Sudan Society

Estimated GDP: $ 32.58 billion (2020 IMF, estimated)

Per capita income (purchasing power parity): $ 3,750 (2020 IMF, estimated)

Human Development Rank (HDI): 170 of 189 (2019)

Proportion of poverty (national poverty line): 46.5% (2013)

Distribution of income (Gini coefficient): 41.1 (2011)

Economic Transformation (BTI): Rank 131 of 137 (2020)

Refugee situation

According to UNHCR estimates, Sudan currently has around two million internally displaced people, mainly as a result of the Darfur conflict.

In addition, the uninterrupted conflicts in the “Two Areas” of South Kordofan and the Blue Nile between the Sudanese government army and the rebel group SPLM-N, which escalated again in 2015, exacerbated the refugee situation. A calming of the situation in 2017 and the resumption of the peace talks, which were broken off in 2016, in 2018 will lead to an incipient return of Sudanese refugees from Ethiopia and South Sudan to these areas, according to official information.

In addition to the approx. Two million internally displaced persons, as of the end of 2019 there are almost one million refugees from abroad in Sudan, according to UNHCR. The majority are the c a, who continue to flee from civil war and famine. 813,000 South Sudanese. According to the UNHCR, 65% of South Sudanese refugees in Sudan live outside of refugee camps. The second largest group comes from Eritrea with 118,000 refugees. Other refugees come from Ethiopia (50,000) and Syria (13,000).

According to oxfordastronomy, the situation of the Eritrean refugees in the Sudanese refugee camps remains precarious. In June 2016, the Sudanese authorities began to forcibly return Eritrean refugees who were in Khartoum and Dongola to Eritrea. Sudan is increasingly being used by East African migrants destined for Europe as a transit country for their journey through the Sahara to the Libyan Mediterranean coast. The country is accused of an active role in human trafficking by the international community. In March 2014, Sudan therefore passed an “Anti-Human Trafficking Law”.

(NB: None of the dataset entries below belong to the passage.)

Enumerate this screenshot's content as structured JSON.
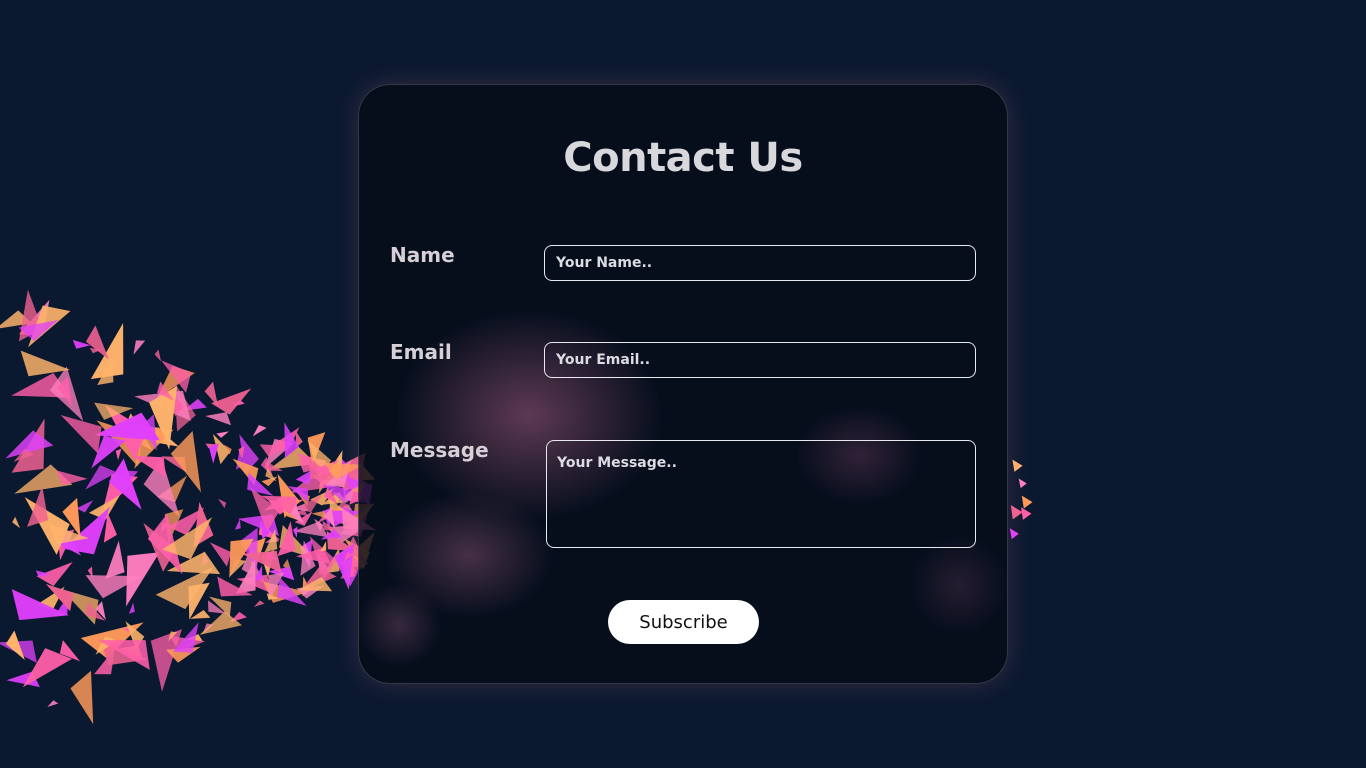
{
  "form": {
    "title": "Contact Us",
    "name_label": "Name",
    "name_placeholder": "Your Name..",
    "email_label": "Email",
    "email_placeholder": "Your Email..",
    "message_label": "Message",
    "message_placeholder": "Your Message..",
    "submit_label": "Subscribe"
  },
  "colors": {
    "background": "#0b1930",
    "card": "#050c18",
    "shard_pink": "#ff5fa8",
    "shard_orange": "#ff9a5a",
    "shard_magenta": "#e040fb",
    "text_light": "#d8d8dc",
    "button_bg": "#ffffff"
  }
}
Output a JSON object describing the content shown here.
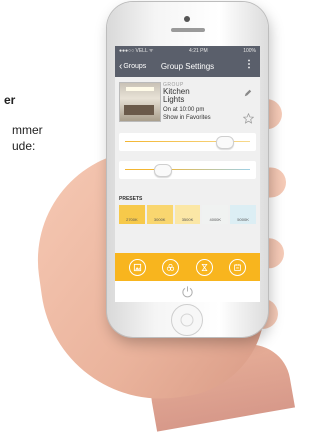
{
  "page_text": {
    "line1": "er",
    "line2": "mmer",
    "line3": "ude:"
  },
  "status_bar": {
    "carrier": "●●●○○ VELL ᯤ",
    "time": "4:21 PM",
    "battery": "100%"
  },
  "nav": {
    "back_label": "Groups",
    "title": "Group Settings",
    "more_icon": "more-vertical-icon"
  },
  "group": {
    "label": "GROUP",
    "name": "Kitchen Lights",
    "schedule": "On at 10:00 pm",
    "favorites_label": "Show in Favorites",
    "edit_icon": "pencil-icon",
    "favorite_icon": "star-outline-icon"
  },
  "sliders": {
    "brightness_level": 0.8,
    "color_temp_level": 0.3
  },
  "presets": {
    "label": "PRESETS",
    "items": [
      {
        "label": "2700K",
        "color": "#f7c94a"
      },
      {
        "label": "3000K",
        "color": "#f9d66f"
      },
      {
        "label": "3500K",
        "color": "#fbe7a6"
      },
      {
        "label": "4000K",
        "color": "#f0f2f1"
      },
      {
        "label": "5000K",
        "color": "#dceef4"
      }
    ]
  },
  "bottom_bar": {
    "icons": [
      "picture-frame-icon",
      "scenes-circles-icon",
      "hourglass-icon",
      "schedule-icon"
    ],
    "accent": "#f8b51e"
  },
  "power_icon": "power-icon"
}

To curb the flow of refugees to Europe, the EU is trying to expand its not undisputed cooperation with Sudan in the so-called “Khartoum Process”. Dealing with Eritrean and Ethiopian refugees endangers cooperation with the EU. The federal government wants to support refugees in Sudan with a training initiative. The BMZ is investing a total of 35 million euros in combating the causes of displacement.

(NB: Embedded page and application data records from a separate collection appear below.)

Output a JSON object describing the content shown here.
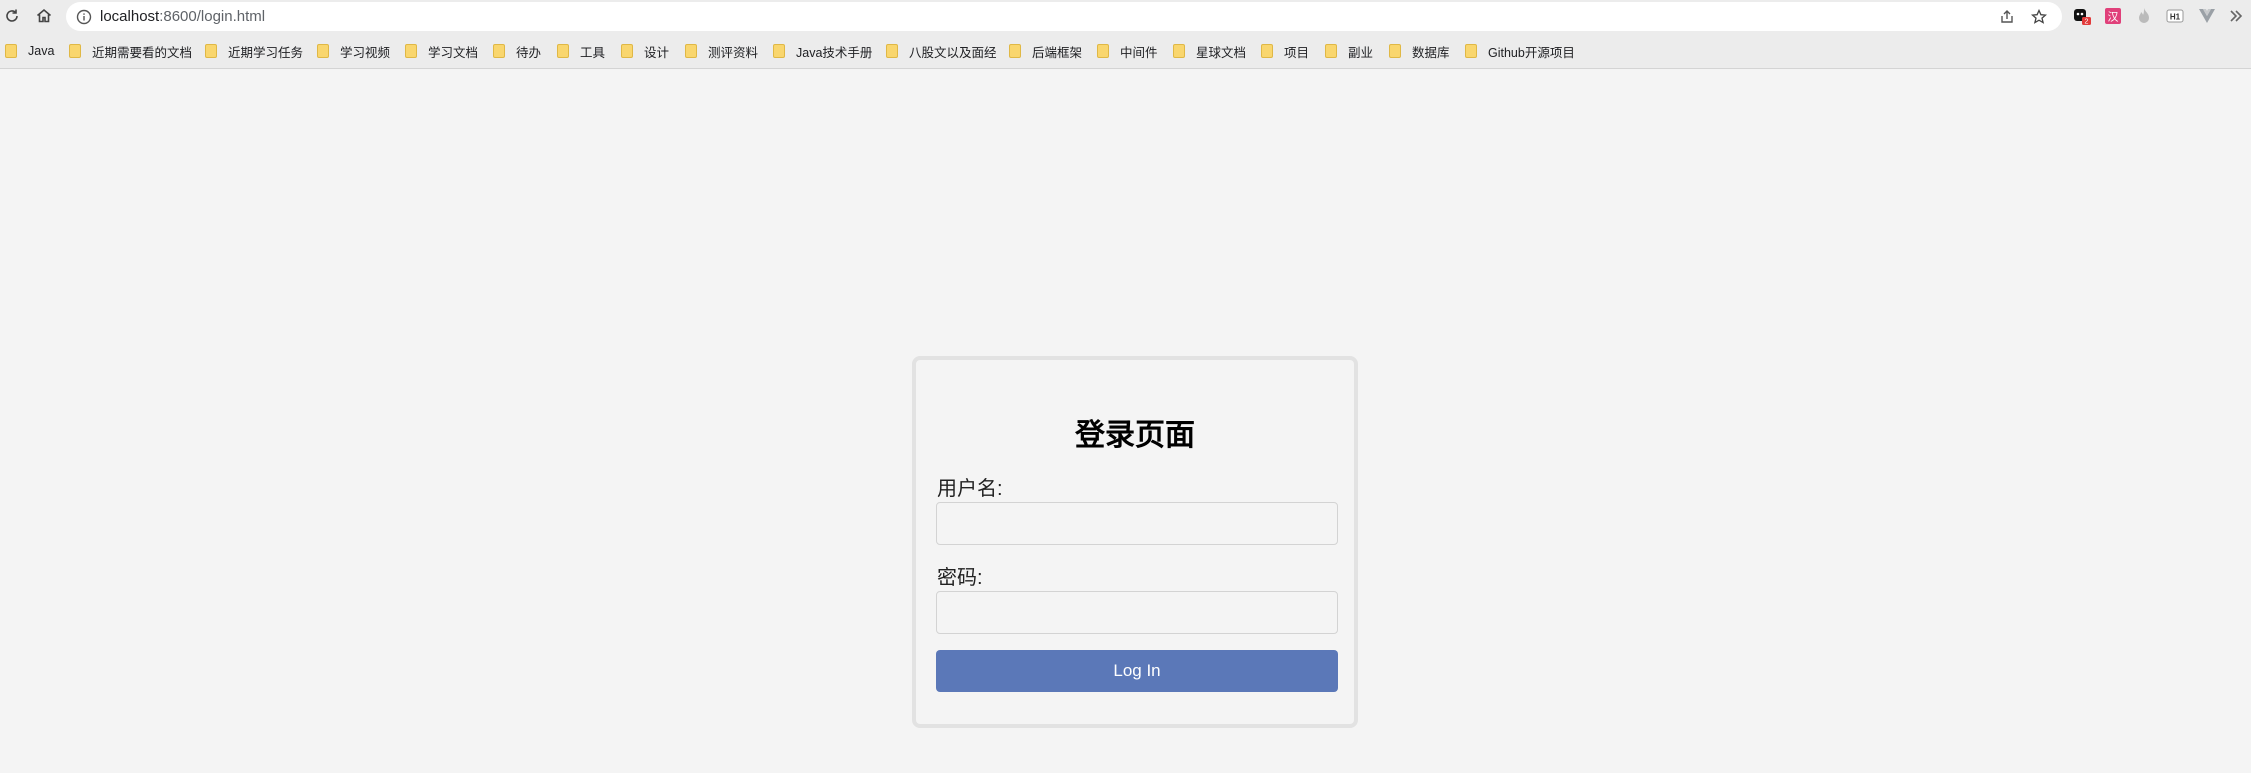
{
  "browser": {
    "address": {
      "host": "localhost",
      "path": ":8600/login.html"
    },
    "extensions": [
      {
        "name": "ext-ai-icon",
        "badge": "2"
      },
      {
        "name": "ext-translate-icon",
        "text": "汉"
      },
      {
        "name": "ext-flame-icon"
      },
      {
        "name": "ext-h1-icon",
        "text": "H1"
      },
      {
        "name": "ext-vue-icon"
      }
    ],
    "accent_color": "#5b78b8"
  },
  "bookmarks": [
    {
      "label": "Java"
    },
    {
      "label": "近期需要看的文档"
    },
    {
      "label": "近期学习任务"
    },
    {
      "label": "学习视频"
    },
    {
      "label": "学习文档"
    },
    {
      "label": "待办"
    },
    {
      "label": "工具"
    },
    {
      "label": "设计"
    },
    {
      "label": "测评资料"
    },
    {
      "label": "Java技术手册"
    },
    {
      "label": "八股文以及面经"
    },
    {
      "label": "后端框架"
    },
    {
      "label": "中间件"
    },
    {
      "label": "星球文档"
    },
    {
      "label": "项目"
    },
    {
      "label": "副业"
    },
    {
      "label": "数据库"
    },
    {
      "label": "Github开源项目"
    }
  ],
  "login": {
    "title": "登录页面",
    "username_label": "用户名:",
    "username_value": "",
    "password_label": "密码:",
    "password_value": "",
    "submit_label": "Log In"
  }
}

Refugees in the Um Baru camp, North Darfur

Between the desert and the fire (English, 46:26 min.)

Video by Al Jazeera on the situation of the Eritrean refugees in Sudan

According to UNHCR, around half of the 650,000 Sudanese refugees abroad are in refugee camps in Chad. The improvement in the security situation in Darfur achieved through agreements between the Sudanese government and individual rebel groups in 2017 resulted in the first minor repatriation of refugees from Chad.

In Egypt, the approx. 40,000 Sudanese refugees living here under difficult conditions represent the largest group of refugees. The Sudanese in Egypt, who are usually stranded here only in a stopover on migration to other countries, also receive support for the family in the Home expected.

Thousands of Sudanese who have illegally entered Israel from Egypt via the Sinai Peninsula and are seeking asylum there have the choice of indefinite detention or “voluntary” return, according to reports from Human Rights Watch. According to Sudanese law, entry of Sudanese citizens into Israel can be punished with ten years imprisonment.

Stay healthy

Due to the very limited number of test options for the detection of the respiratory disease COVID-19, it is problematic to classify numbers of sick people and the corresponding risk potential in Sudan.

Consultation with a tropical medicine doctor should precede a stay in Sudan. From the Sudanese side, a yellow fever vaccination is mandatory for all travelers who come from yellow fever infection areas. Regardless of the country’s regulations, the World Health Organization (WHO) explicitly recommends yellow fever vaccination for all infection areas, ie for Sudan for all stays south of the 12th parallel, not for stays in Khartoum and the Sahara only. With yellow fever disease are expected especially in Darfur and Kordofan needs.

In addition to the standard vaccinations (with tetanus, diphtheria, etc.), further vaccination protection should also be checked. Measles is a problem in some regions of the country, most recently in Kordofan, and cases of polio have also been reported repeatedly in recent years. For malaria high risk of infection applies all year round in the central and southern parts of the country, especially in the rainy season from April to November. While Khartoum and Port Sudan are considered malaria-free, there is little risk for the north. There is a very high risk of infection with dengue fever, especially in the east of the country. Also Cholera outbreaks occur regularly.

To avoid diarrhea and more severe infectious diseases as far as possible, the rule of “cook it, peel it or forget it” has always proven its worth when handling food.

Current vaccination recommendations and health tips for Sudan are provided by the travel medical information service and the medical information from the Federal Foreign Office.

While medical care is very problematic in large parts of the country, Khartoum sometimes offers quite well-equipped hospitals and specialists, also for the medical care of children.